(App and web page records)
%%

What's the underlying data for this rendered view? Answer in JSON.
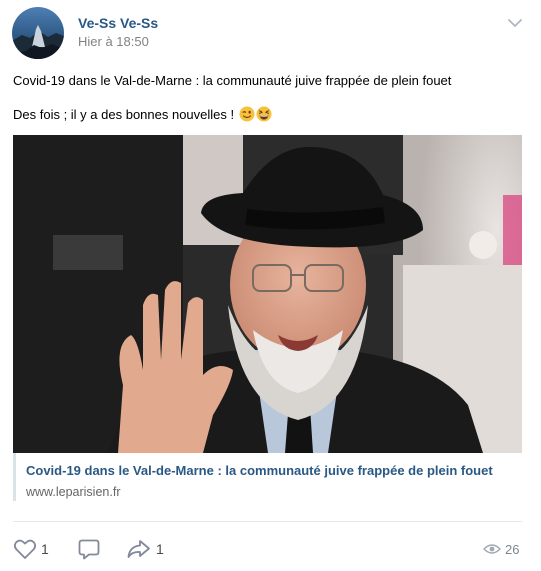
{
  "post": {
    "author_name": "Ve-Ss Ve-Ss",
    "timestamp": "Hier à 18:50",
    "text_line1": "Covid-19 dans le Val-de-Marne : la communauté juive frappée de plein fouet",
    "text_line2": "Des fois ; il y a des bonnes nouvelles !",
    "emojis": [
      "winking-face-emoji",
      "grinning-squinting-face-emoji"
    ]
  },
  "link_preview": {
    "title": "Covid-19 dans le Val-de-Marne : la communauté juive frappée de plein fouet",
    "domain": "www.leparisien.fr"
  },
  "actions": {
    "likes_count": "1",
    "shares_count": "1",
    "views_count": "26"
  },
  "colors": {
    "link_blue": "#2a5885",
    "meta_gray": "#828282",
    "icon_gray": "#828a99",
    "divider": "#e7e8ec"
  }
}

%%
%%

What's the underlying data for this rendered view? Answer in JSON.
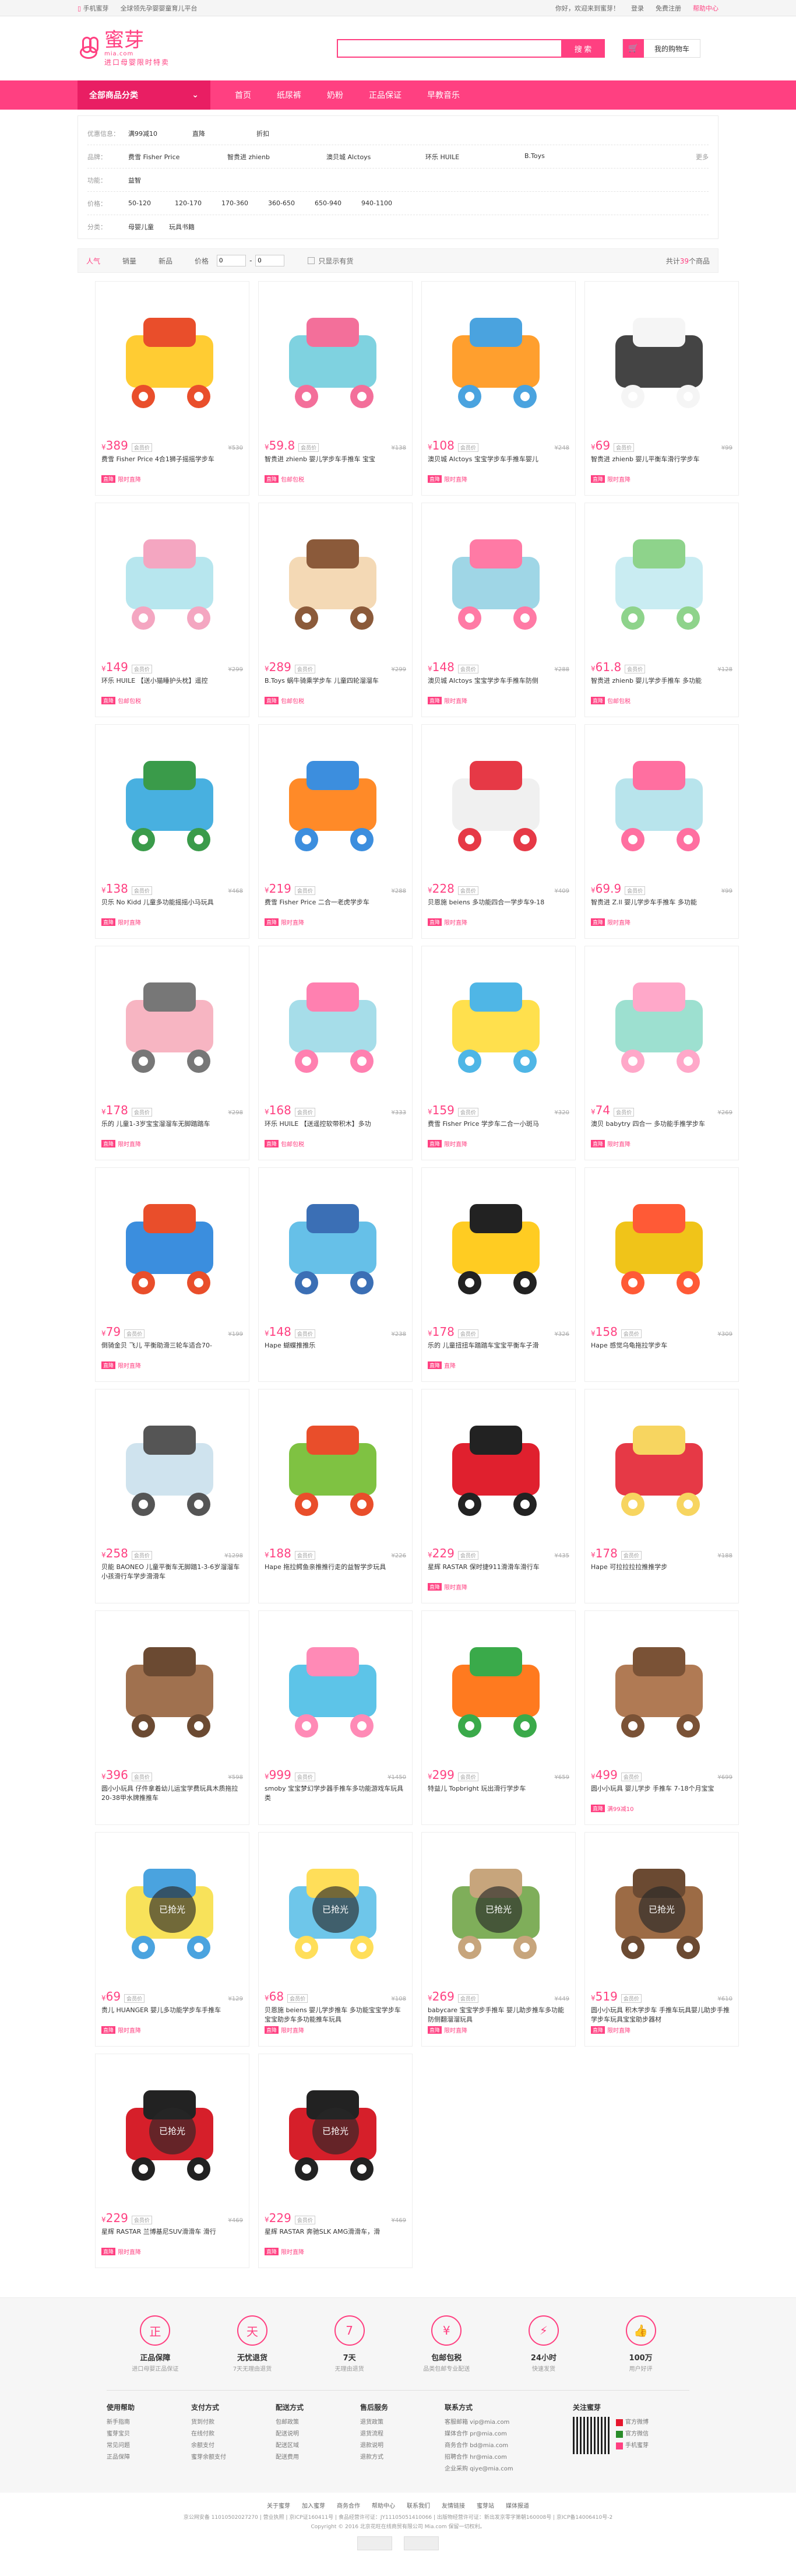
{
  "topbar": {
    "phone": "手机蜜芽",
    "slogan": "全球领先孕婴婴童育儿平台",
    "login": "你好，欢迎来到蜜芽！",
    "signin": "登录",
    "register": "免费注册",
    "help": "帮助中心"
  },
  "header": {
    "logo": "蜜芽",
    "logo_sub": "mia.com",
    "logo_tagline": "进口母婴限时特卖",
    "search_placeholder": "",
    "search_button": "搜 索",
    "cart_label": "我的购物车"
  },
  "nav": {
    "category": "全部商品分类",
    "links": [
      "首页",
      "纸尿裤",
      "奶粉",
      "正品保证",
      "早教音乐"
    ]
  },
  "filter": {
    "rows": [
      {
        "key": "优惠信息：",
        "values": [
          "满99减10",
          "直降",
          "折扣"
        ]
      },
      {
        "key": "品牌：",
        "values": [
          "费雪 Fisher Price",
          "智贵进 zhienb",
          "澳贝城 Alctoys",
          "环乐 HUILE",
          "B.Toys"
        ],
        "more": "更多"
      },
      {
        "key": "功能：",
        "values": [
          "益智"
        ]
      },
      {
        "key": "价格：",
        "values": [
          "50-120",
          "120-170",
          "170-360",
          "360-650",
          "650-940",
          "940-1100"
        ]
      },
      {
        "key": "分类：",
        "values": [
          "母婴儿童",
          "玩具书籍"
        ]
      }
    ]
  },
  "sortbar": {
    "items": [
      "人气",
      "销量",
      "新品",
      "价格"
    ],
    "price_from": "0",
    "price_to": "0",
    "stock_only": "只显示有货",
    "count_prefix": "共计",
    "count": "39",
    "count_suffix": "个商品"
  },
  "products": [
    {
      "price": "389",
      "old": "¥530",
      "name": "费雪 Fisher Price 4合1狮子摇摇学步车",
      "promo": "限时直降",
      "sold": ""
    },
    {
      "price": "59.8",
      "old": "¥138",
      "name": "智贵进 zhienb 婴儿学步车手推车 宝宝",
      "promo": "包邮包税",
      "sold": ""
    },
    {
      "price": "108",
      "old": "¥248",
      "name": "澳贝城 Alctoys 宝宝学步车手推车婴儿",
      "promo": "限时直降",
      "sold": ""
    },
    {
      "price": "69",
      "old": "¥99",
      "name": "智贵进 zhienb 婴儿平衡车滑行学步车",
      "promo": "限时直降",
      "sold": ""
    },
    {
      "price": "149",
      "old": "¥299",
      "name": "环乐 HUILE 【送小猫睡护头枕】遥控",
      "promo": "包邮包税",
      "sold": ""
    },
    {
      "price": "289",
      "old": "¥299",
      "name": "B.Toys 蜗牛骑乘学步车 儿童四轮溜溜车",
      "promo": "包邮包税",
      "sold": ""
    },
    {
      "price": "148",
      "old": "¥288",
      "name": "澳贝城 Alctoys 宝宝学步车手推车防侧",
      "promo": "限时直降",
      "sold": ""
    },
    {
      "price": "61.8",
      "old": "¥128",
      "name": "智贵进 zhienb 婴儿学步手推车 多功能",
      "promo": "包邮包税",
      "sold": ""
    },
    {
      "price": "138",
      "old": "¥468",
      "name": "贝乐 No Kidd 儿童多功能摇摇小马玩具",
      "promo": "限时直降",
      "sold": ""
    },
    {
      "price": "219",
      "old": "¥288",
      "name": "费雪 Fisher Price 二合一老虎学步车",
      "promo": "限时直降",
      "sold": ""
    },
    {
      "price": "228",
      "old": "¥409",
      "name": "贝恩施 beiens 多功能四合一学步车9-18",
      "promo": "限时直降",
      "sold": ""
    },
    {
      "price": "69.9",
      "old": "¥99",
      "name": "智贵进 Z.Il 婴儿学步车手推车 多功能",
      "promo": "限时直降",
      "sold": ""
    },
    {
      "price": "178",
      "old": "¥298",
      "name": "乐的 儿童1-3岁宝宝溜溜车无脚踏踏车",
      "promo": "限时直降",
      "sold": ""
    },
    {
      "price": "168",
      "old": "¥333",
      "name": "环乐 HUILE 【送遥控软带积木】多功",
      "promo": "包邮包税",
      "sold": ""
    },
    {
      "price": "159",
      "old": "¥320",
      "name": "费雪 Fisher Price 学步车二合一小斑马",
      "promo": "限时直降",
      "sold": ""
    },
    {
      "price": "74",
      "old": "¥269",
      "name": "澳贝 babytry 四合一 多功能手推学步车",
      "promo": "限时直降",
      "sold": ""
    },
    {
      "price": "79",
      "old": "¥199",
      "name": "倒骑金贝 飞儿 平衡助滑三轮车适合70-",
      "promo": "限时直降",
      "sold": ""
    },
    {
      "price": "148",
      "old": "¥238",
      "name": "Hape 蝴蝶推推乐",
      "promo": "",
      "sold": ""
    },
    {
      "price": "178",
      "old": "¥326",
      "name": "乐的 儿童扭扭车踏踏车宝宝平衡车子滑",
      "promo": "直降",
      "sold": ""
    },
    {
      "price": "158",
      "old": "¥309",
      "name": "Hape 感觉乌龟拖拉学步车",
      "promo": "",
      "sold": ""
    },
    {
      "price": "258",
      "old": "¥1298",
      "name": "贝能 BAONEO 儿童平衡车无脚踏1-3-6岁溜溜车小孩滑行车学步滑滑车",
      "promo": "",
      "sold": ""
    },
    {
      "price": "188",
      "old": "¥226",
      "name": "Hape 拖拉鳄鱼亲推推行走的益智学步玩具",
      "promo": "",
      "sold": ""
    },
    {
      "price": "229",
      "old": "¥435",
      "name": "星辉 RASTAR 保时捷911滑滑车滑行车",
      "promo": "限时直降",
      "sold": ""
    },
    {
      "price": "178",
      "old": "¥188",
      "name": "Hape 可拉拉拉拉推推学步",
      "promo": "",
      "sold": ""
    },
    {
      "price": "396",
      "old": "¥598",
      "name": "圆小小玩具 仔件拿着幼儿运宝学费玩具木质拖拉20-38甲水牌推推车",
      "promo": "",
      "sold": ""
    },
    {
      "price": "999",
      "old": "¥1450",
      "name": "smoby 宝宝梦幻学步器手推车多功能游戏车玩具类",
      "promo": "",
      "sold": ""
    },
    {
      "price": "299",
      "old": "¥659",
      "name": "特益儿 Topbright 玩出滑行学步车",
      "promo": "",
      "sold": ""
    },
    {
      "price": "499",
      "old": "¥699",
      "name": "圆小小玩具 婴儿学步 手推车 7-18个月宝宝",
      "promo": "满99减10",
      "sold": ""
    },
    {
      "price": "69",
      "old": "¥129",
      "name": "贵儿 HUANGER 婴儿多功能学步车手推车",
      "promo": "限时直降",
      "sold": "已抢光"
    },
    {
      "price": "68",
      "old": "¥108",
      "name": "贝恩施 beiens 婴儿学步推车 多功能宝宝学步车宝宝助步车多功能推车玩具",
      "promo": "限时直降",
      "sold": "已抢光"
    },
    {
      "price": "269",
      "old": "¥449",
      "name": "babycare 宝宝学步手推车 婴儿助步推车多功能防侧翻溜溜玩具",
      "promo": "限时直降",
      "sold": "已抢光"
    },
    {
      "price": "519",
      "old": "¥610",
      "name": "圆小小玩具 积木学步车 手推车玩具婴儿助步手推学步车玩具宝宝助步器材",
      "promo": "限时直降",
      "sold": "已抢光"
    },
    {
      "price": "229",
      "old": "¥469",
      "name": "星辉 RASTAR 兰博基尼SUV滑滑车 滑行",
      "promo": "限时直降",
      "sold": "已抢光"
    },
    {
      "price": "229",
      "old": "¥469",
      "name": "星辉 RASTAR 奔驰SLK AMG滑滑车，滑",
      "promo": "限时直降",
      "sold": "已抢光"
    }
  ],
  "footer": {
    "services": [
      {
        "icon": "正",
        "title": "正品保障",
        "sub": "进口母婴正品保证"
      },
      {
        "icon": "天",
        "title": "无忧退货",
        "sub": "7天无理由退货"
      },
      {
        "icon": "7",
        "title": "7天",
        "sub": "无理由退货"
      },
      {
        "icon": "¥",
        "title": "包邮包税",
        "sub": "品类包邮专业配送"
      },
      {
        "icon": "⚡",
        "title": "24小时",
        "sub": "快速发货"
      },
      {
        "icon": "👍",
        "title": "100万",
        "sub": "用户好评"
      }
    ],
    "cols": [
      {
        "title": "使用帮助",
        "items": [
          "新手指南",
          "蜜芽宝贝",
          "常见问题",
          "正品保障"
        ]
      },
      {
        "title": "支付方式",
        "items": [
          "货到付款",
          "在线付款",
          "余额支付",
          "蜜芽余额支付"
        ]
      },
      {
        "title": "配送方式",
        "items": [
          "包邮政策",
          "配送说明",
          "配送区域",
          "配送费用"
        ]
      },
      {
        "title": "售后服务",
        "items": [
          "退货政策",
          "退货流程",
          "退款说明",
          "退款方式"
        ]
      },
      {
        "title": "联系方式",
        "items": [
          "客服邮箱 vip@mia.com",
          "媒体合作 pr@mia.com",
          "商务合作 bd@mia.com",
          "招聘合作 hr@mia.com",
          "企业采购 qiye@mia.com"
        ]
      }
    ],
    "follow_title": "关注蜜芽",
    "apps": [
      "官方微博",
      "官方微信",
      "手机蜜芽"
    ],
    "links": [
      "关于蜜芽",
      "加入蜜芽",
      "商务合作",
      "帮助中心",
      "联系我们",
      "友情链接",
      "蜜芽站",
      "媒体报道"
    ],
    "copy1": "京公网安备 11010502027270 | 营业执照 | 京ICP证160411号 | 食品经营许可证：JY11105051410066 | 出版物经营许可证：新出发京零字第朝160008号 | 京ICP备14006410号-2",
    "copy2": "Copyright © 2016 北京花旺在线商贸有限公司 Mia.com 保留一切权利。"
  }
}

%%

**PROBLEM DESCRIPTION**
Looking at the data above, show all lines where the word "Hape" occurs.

**SOLUTION TO THIS PROBLEM**
      "name": "Hape 蝴蝶推推乐",
      "name": "Hape 感觉乌龟拖拉学步车",
      "name": "Hape 拖拉鳄鱼亲推推行走的益智学步玩具",
      "name": "Hape 可拉拉拉拉推推学步",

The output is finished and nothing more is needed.